  • Hotel Oasis Salinas Sea donated 25 litres of drinking water and rubbish bags
  • RIU Hotel donated 30 bottles of juice, rubbish bags and cups
  • Guiantur, the Association of Tourist Guides, gave use of their pick-up truck
  • City Hall of Sal donated rubbish bags

The event was also supported by the Protected Areas Project, which provided a pick-up truck and driver, and School Kim Barbosa, which provided catering equipment. A traditional Cape Verdean hearty stew called cachupa was made by a lady called Felipa for the beach clean team.

Serra Negra beach clean, Sal, Cape Verde - Cachupa time

The Travel Foundation’s National Programme Manager for Cape Verde, Débora Abu-Raya said, “Despite the amount of rubbish we collected from Serra Negra, we still have a long way to go before the beach is clear of plastic. As our Better Beaches project progresses, we’re hoping to encourage more local residents and visitors to come to beach cleans and take better care of the beach environment. I’m sure we will get there!”

By Isabel Kearney, Destinations Programme Officer

Cape Verde Destination Council welcomes new sustainable tourism projects

Destination Council in Sal, Cape Verde

Destination Council in Sal, Cape Verde

Destinations Programme Officer Isabel Kearney gives an update from Cape Verde…

Last week, 18 members of the Destination Council for Sal, Cape Verde, met at Hotel Oasis Salinas Sea. The Destination Council was set up by the Travel Foundation to bring together key tourism stakeholders including the Ministry of Tourism, local government, NGOs, hotels, tour operators and ground agents.

Collectively the council is working towards a vision of Sal as “a welcoming, clean and beautiful island, full of Cape Verdean culture, tradition, craft and music. A destination recognised internationally for sustainability, protecting the environment and involving local communities”.

sal-cape-verde-children
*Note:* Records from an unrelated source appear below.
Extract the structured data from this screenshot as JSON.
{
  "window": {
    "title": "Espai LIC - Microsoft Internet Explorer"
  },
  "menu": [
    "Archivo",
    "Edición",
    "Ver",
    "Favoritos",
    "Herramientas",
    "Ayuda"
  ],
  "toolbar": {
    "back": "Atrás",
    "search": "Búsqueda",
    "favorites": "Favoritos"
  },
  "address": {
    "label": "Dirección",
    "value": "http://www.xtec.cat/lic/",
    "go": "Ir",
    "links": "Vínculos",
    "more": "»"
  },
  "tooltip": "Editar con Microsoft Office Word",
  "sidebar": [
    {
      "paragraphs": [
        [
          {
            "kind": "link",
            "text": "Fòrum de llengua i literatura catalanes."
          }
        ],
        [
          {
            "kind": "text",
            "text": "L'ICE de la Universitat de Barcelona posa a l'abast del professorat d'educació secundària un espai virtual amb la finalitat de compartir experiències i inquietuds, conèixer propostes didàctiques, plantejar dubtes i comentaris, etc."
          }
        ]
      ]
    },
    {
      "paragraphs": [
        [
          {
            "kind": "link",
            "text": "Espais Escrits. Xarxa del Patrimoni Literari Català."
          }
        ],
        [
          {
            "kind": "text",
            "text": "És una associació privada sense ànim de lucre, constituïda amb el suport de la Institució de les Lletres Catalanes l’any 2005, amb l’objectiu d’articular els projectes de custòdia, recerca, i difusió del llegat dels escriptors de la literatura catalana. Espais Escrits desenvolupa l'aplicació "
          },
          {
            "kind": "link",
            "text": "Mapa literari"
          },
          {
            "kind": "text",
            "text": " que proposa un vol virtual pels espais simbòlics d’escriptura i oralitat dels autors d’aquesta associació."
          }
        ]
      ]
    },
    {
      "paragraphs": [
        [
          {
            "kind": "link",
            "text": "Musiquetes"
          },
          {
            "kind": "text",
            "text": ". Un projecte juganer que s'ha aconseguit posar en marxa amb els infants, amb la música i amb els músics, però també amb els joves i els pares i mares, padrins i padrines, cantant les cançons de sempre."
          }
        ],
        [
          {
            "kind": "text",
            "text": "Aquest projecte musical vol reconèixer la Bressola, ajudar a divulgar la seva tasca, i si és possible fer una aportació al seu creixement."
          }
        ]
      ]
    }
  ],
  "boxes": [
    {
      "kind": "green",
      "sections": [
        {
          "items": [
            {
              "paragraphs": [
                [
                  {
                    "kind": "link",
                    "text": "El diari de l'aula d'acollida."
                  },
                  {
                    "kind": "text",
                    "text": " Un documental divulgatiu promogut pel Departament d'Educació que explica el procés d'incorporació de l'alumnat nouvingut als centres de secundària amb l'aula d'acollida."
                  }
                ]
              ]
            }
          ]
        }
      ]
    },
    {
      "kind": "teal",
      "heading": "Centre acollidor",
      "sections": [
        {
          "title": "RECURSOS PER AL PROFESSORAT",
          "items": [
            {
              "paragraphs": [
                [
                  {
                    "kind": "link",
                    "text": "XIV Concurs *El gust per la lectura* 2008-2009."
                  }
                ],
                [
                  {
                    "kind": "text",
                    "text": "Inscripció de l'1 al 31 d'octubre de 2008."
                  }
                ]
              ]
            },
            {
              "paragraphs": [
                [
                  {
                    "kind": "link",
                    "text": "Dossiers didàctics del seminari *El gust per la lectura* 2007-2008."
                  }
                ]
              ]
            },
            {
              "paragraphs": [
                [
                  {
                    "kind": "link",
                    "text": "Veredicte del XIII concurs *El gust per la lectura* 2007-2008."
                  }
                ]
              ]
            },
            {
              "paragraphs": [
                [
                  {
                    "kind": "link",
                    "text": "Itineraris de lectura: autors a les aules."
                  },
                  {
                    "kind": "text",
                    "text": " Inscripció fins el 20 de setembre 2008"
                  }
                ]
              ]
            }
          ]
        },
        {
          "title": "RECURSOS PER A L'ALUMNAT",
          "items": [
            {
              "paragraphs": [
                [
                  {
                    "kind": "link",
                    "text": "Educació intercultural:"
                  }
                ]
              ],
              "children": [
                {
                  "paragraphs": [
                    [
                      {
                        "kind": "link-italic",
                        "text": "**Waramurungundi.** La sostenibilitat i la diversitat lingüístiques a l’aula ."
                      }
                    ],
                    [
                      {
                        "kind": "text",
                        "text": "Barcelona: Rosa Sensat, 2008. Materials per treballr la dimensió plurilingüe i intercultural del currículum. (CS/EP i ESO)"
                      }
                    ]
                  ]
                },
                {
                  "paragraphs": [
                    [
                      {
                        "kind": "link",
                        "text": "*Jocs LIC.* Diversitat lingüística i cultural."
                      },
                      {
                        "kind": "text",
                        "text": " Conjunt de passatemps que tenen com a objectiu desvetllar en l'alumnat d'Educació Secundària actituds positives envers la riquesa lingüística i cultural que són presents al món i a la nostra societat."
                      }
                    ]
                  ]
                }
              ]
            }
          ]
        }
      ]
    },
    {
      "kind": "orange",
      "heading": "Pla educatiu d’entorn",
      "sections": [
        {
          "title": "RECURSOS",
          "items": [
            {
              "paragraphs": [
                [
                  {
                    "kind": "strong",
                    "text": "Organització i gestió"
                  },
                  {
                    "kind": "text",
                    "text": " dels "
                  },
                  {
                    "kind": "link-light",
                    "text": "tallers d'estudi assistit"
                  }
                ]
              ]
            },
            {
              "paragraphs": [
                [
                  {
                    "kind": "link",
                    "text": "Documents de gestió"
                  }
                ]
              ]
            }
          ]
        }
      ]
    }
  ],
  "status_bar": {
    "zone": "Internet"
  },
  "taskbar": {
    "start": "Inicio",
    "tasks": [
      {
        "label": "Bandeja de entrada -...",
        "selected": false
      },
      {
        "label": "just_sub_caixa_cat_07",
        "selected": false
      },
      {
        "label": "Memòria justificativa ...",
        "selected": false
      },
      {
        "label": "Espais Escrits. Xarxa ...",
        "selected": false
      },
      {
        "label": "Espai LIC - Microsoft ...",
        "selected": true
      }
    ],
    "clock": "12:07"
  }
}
During the meeting National Programme Manager Débora Abu-Raya gave members an update on the Travel Foundation’s three new projects in SalBetter Beaches, Discover the Real Sal, and Cape Verdean Craft – and the council discussed how they could get involved in activities and involve other stakeholders.
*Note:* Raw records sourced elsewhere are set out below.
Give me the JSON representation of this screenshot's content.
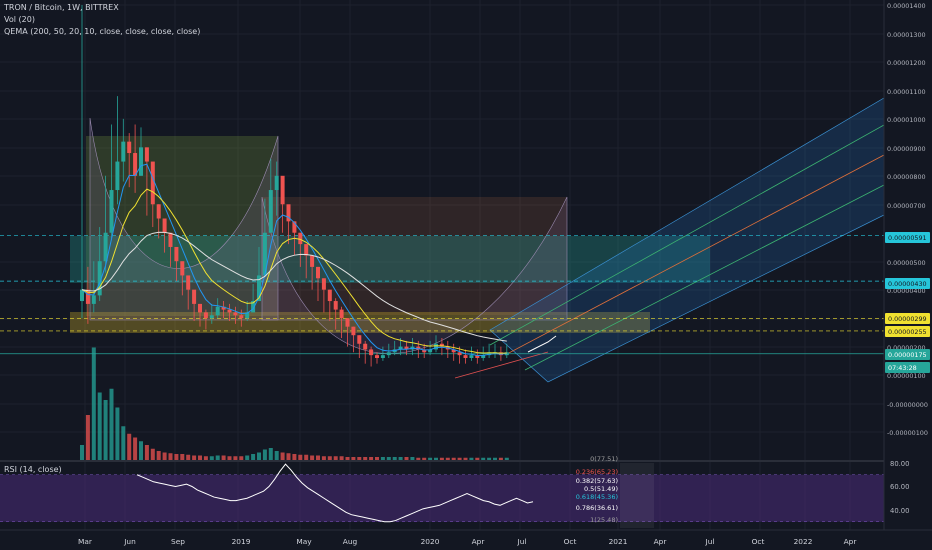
{
  "header": {
    "symbol_line": "TRON / Bitcoin, 1W, BITTREX",
    "vol_line": "Vol (20)",
    "qema_line": "QEMA (200, 50, 20, 10, close, close, close, close)"
  },
  "rsi_header": {
    "label": "RSI (14, close)"
  },
  "colors": {
    "background": "#131722",
    "up_candle": "#26a69a",
    "down_candle": "#ef5350",
    "price_badge": "#26a69a",
    "yellow_level": "#f0e130",
    "cyan_level": "#26c6da",
    "rsi_line": "#ffffff",
    "rsi_band": "#4a2c7a"
  },
  "price_axis": {
    "ticks": [
      "0.00001400",
      "0.00001300",
      "0.00001200",
      "0.00001100",
      "0.00001000",
      "0.00000900",
      "0.00000800",
      "0.00000700",
      "0.00000500",
      "0.00000400",
      "0.00000300",
      "0.00000200",
      "0.00000100",
      "-0.00000000",
      "-0.00000100"
    ],
    "badges": [
      {
        "label": "0.00000591",
        "color": "#26c6da",
        "text_color": "#131722"
      },
      {
        "label": "0.00000430",
        "color": "#26c6da",
        "text_color": "#131722"
      },
      {
        "label": "0.00000299",
        "color": "#f0e130",
        "text_color": "#131722"
      },
      {
        "label": "0.00000255",
        "color": "#f0e130",
        "text_color": "#131722"
      },
      {
        "label": "0.00000175",
        "color": "#26a69a",
        "text_color": "#ffffff"
      },
      {
        "label": "07:43:28",
        "color": "#26a69a",
        "text_color": "#ffffff"
      }
    ]
  },
  "rsi_axis": {
    "ticks": [
      "80.00",
      "60.00",
      "40.00"
    ]
  },
  "time_axis": {
    "labels": [
      "Mar",
      "Jun",
      "Sep",
      "2019",
      "May",
      "Aug",
      "2020",
      "Apr",
      "Jul",
      "Oct",
      "2021",
      "Apr",
      "Jul",
      "Oct",
      "2022",
      "Apr"
    ]
  },
  "fib_levels": [
    "0(77.51)",
    "0.236(65.23)",
    "0.382(57.63)",
    "0.5(51.49)",
    "0.618(45.36)",
    "0.786(36.61)",
    "1(25.48)"
  ],
  "chart_data": {
    "type": "candlestick",
    "title": "TRON / Bitcoin, 1W, BITTREX",
    "y_unit": "BTC",
    "ylim": [
      -1.5e-06,
      1.41e-05
    ],
    "weeks_plotted": 73,
    "close_values": [
      4e-06,
      3.5e-06,
      3.8e-06,
      5e-06,
      6e-06,
      7.5e-06,
      8.5e-06,
      9.2e-06,
      8.8e-06,
      8e-06,
      9e-06,
      8.5e-06,
      7e-06,
      6.5e-06,
      6e-06,
      5.5e-06,
      5e-06,
      4.5e-06,
      4e-06,
      3.5e-06,
      3.2e-06,
      3e-06,
      3.1e-06,
      3.4e-06,
      3.3e-06,
      3.2e-06,
      3.1e-06,
      3e-06,
      3.2e-06,
      3.6e-06,
      4.5e-06,
      6e-06,
      7.5e-06,
      8e-06,
      7e-06,
      6.4e-06,
      6e-06,
      5.6e-06,
      5.2e-06,
      4.8e-06,
      4.4e-06,
      4e-06,
      3.6e-06,
      3.3e-06,
      3e-06,
      2.7e-06,
      2.4e-06,
      2.1e-06,
      1.9e-06,
      1.7e-06,
      1.6e-06,
      1.7e-06,
      1.8e-06,
      1.9e-06,
      2e-06,
      1.9e-06,
      2e-06,
      1.9e-06,
      1.8e-06,
      1.9e-06,
      2.1e-06,
      2e-06,
      1.9e-06,
      1.8e-06,
      1.7e-06,
      1.6e-06,
      1.7e-06,
      1.6e-06,
      1.7e-06,
      1.8e-06,
      1.8e-06,
      1.7e-06,
      1.8e-06
    ],
    "highs": [
      1.4e-05,
      4.8e-06,
      5e-06,
      6.2e-06,
      8e-06,
      9.8e-06,
      1.08e-05,
      1e-05,
      9.5e-06,
      9.8e-06,
      9.7e-06,
      9e-06,
      7.8e-06,
      7e-06,
      6.4e-06,
      5.9e-06,
      5.4e-06,
      4.9e-06,
      4.4e-06,
      3.9e-06,
      3.5e-06,
      3.3e-06,
      3.5e-06,
      3.7e-06,
      3.6e-06,
      3.5e-06,
      3.4e-06,
      3.3e-06,
      3.6e-06,
      4.2e-06,
      5.5e-06,
      7.2e-06,
      8.6e-06,
      8.5e-06,
      7.8e-06,
      6.8e-06,
      6.4e-06,
      6e-06,
      5.6e-06,
      5.2e-06,
      4.8e-06,
      4.4e-06,
      4e-06,
      3.7e-06,
      3.4e-06,
      3e-06,
      2.7e-06,
      2.4e-06,
      2.2e-06,
      2e-06,
      1.8e-06,
      2e-06,
      2.1e-06,
      2.2e-06,
      2.3e-06,
      2.2e-06,
      2.3e-06,
      2.2e-06,
      2.1e-06,
      2.2e-06,
      2.4e-06,
      2.3e-06,
      2.2e-06,
      2.1e-06,
      2e-06,
      1.9e-06,
      2e-06,
      1.9e-06,
      2e-06,
      2.1e-06,
      2.1e-06,
      2e-06,
      2.1e-06
    ],
    "lows": [
      3e-06,
      2.8e-06,
      3.2e-06,
      3.6e-06,
      4.6e-06,
      5.8e-06,
      7e-06,
      7.8e-06,
      7.6e-06,
      7.4e-06,
      8e-06,
      6.6e-06,
      6.2e-06,
      5.8e-06,
      5.3e-06,
      4.8e-06,
      4.3e-06,
      3.8e-06,
      3.3e-06,
      2.9e-06,
      2.7e-06,
      2.6e-06,
      2.8e-06,
      3e-06,
      3e-06,
      2.9e-06,
      2.8e-06,
      2.7e-06,
      2.9e-06,
      3.3e-06,
      4e-06,
      5.2e-06,
      6.8e-06,
      6.6e-06,
      6e-06,
      5.6e-06,
      5.2e-06,
      4.8e-06,
      4.4e-06,
      4e-06,
      3.6e-06,
      3.2e-06,
      2.9e-06,
      2.6e-06,
      2.3e-06,
      2e-06,
      1.8e-06,
      1.6e-06,
      1.4e-06,
      1.3e-06,
      1.4e-06,
      1.5e-06,
      1.6e-06,
      1.7e-06,
      1.7e-06,
      1.7e-06,
      1.7e-06,
      1.6e-06,
      1.6e-06,
      1.7e-06,
      1.8e-06,
      1.7e-06,
      1.6e-06,
      1.5e-06,
      1.4e-06,
      1.4e-06,
      1.5e-06,
      1.4e-06,
      1.5e-06,
      1.6e-06,
      1.6e-06,
      1.5e-06,
      1.6e-06
    ],
    "volumes": [
      20,
      60,
      150,
      90,
      80,
      95,
      70,
      45,
      35,
      30,
      25,
      20,
      15,
      12,
      10,
      9,
      8,
      8,
      7,
      6,
      6,
      5,
      5,
      6,
      6,
      5,
      5,
      5,
      6,
      8,
      10,
      14,
      16,
      12,
      10,
      9,
      8,
      7,
      7,
      6,
      6,
      5,
      5,
      5,
      5,
      4,
      4,
      4,
      4,
      4,
      4,
      4,
      4,
      4,
      4,
      4,
      4,
      3,
      3,
      3,
      3,
      3,
      3,
      3,
      3,
      3,
      3,
      3,
      3,
      3,
      3,
      3,
      3
    ],
    "rsi_values": [
      70,
      68,
      66,
      64,
      63,
      62,
      61,
      60,
      61,
      62,
      60,
      57,
      55,
      53,
      51,
      50,
      49,
      48,
      48,
      49,
      50,
      52,
      54,
      56,
      60,
      66,
      73,
      79,
      74,
      68,
      63,
      59,
      56,
      53,
      50,
      47,
      44,
      41,
      38,
      36,
      35,
      34,
      33,
      32,
      31,
      30,
      30,
      31,
      33,
      35,
      37,
      39,
      41,
      42,
      43,
      44,
      46,
      48,
      50,
      52,
      54,
      52,
      50,
      48,
      47,
      45,
      44,
      46,
      48,
      50,
      48,
      46,
      47
    ],
    "rsi_ylim": [
      20,
      85
    ],
    "levels": [
      5.91e-06,
      4.3e-06,
      2.99e-06,
      2.55e-06,
      1.75e-06
    ]
  }
}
sal-cape-verde-beach

Questions were raised about how to deal with stray dogs on the beaches and the quantity of litter being washed up – members who had organised beach cleans shared shocking stories of the amount of litter collected in just one hour. Through the Better Beaches project, and with the cooperation of residents and visitors to Sal, the Travel Foundation hopes to improve the beach environment so that it can be enjoyed by more people.

Débora said, “I’m really pleased that the second Destination Council meeting went so well. Members are engaged in the projects and showed real passion for turning Sal into a sustainable tourism destination.”

Over the coming months, the Destination Council will be working on a joint action plan in order to achieve this vision for Sal, as well as contributing resources towards a beach clean for World Oceans Day on 8 June.